Late 40’s/early 50’s Mercier Meca Dural, as originally acquired – with incorrect 700c wheel size and various missing parts.
To counteract the too frequent headaches and setbacks on the mechanical side of bringing this Mercier Meca Dural back to life, I decided to focus on the “extras” that are often regarded as nonessential accessories – chain guards, lighting, and racks. As fashion experts know, it’s the extras that really make one’s ensemble come together.
Baffling chain guard hardware.
Mounting a chain guard, however, proved daunting. I had a nice aluminum Rigid-branded guard from this same era, which fit well around the 46T Louis Verot chain ring. But, one of the odd things about this bike is that all the frame mounted braze-ons and brackets are missing. I had this chain guard hardware set, shown above, that included a baffling assemblage of clamps, threaded bolts, and numerous nuts and washers, but I couldn’t determine how to make this hardware work on this bike and with the Rigid-branded chain guard.
Creative chain guard mount – spotted in downtown Portland.

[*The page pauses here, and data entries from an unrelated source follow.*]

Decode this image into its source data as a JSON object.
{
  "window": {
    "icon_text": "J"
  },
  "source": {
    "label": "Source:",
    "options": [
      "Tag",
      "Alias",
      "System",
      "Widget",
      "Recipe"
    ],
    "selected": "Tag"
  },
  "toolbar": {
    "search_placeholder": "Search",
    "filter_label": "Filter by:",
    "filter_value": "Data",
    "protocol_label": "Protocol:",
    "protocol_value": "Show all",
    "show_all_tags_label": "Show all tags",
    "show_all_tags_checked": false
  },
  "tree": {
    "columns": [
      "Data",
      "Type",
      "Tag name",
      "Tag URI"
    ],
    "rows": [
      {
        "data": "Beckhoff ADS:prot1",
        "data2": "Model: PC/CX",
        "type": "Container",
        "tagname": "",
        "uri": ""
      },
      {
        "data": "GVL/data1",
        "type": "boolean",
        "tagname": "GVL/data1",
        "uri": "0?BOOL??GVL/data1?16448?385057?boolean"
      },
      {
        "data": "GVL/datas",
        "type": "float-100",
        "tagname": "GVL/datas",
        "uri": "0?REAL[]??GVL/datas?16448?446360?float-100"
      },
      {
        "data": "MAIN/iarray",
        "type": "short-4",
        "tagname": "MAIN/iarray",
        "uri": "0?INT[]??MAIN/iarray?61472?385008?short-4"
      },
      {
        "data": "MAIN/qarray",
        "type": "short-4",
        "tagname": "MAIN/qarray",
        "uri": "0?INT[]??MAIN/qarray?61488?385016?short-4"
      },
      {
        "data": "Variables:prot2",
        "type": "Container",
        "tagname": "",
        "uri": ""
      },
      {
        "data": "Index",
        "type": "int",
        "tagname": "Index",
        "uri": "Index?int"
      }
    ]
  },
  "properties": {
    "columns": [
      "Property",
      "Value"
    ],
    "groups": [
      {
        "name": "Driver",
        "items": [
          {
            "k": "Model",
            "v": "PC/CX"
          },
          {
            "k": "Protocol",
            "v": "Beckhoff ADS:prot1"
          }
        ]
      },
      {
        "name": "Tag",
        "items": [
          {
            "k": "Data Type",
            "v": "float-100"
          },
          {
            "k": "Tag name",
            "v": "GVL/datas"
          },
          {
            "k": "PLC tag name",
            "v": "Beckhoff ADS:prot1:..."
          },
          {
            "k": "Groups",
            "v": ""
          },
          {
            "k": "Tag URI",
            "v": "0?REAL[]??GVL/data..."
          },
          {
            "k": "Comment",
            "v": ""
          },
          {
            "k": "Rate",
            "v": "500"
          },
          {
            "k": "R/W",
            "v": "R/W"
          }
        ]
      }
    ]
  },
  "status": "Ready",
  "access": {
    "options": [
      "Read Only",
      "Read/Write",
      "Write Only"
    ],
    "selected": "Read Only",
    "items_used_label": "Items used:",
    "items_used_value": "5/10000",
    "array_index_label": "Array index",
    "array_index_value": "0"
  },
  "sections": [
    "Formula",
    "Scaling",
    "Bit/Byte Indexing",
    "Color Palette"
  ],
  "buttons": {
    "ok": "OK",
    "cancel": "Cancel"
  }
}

Fortunately, while downtown waiting to catch a train a while back, I spotted this wonderful Raleigh Sports with an interesting chain guard mounting solution. I snapped this photo with my iPhone so that I wouldn’t forget what I saw. Meanwhile, I searched the internet for chain guard mounting lore. Velo-Orange came to the rescue, with a nice discussion of different kinds of frame braze-ons for chain guard mounts, as well as how to configure hardware when your frame lacks such mounts. You’ll note in the photo above that this cyclist has mounted the chain guard using eyebolts on the guard, which make it easy to adjust the chain guard when used with the long threaded bolts – with the threaded portion attaching the the frame clamp. Using these ideas, I anticipate that I’ll get the Rigid chain guard mounted properly, but I can see that I’ll need a bit more in the way of hardware.
Luxor 65 headlamp.
Creases at back of lamp to hold cables in place.
Very pretty branded Luxor stem clamp.
Moving on to this bike’s lighting system, I re-installed the front Luxor 65 headlamp back on to its Luxor branded stem mounting bracket. Luxor lighting is very well thought of, and there is even one enthusiast who loves Luxor 65 so much that the cyclist machined a copper heat sink for their beloved Luxor light so that LED’s could be used with this system.
I don’t plan to go that far, but I am impressed with the quality of this light. When I was setting it up, I noticed creases at the back of the headlight shell that I thought were caused by the shell being dropped and dented. But once I had the light mounted, I could see that the creases were in the perfect position to hold the front brake cables in place. I don’t know if these dents were a fortunate mishap – but it works for me. You’ll note that I used red cable housing for this build. These housings are vintage from the 1970’s – they are a darker red than the new red Jaguar cables, and match the dark red color in the Mercier head badge. Hopefully, the fashion police will agree with my choice.
Installing the lighting meant coming up with a fork mounted dynamo, which this bike would have originally had (as there is no dynamo mount on the seat stays). I located a vintage dynamo fork bracket, and installed it on the fork blade over some black cloth handlebar tape, to protect the steel fork. For now, I have set up this very lightweight and free spinning Soubitez Argil dynamo, which is not from this era, but dates probably to the 1960’s. If it works well, I’ll keep it. If not, I’ll source a dynamo from this era. You’ll see that the fork bracket includes a grounding set screw in the middle of the bracket. This provides the electrical ground for this system, so it needs to contact the steel fork. But, you don’t want to screw it in too far, as it could damage the fork.
Finally came the ideas for a rear rack. I have had this interesting 1940’s steel rack in my shop for awhile. I haven’t found the right project for it. I dry mounted the rack on the bike and found that it seemed to fit well.
This steel rack is reasonably light weight and features fully adjustable stays, so that it should fit on pretty much any configuration. It is a bit rusted and needs to be cleaned and polished. It’s not the strongest rack out there, but should work well for this bicycle, which was designed for city riding.
One of the fun things about this Mercier Meca Dural, is that it served as the inspiration for Public Bike’s Champs-Elyisees d8i bicycle. The above photo provided their inspiration. When I have completed the restoration of my Mercier Meca Dural, I hope to be equally inspired, and inspiring.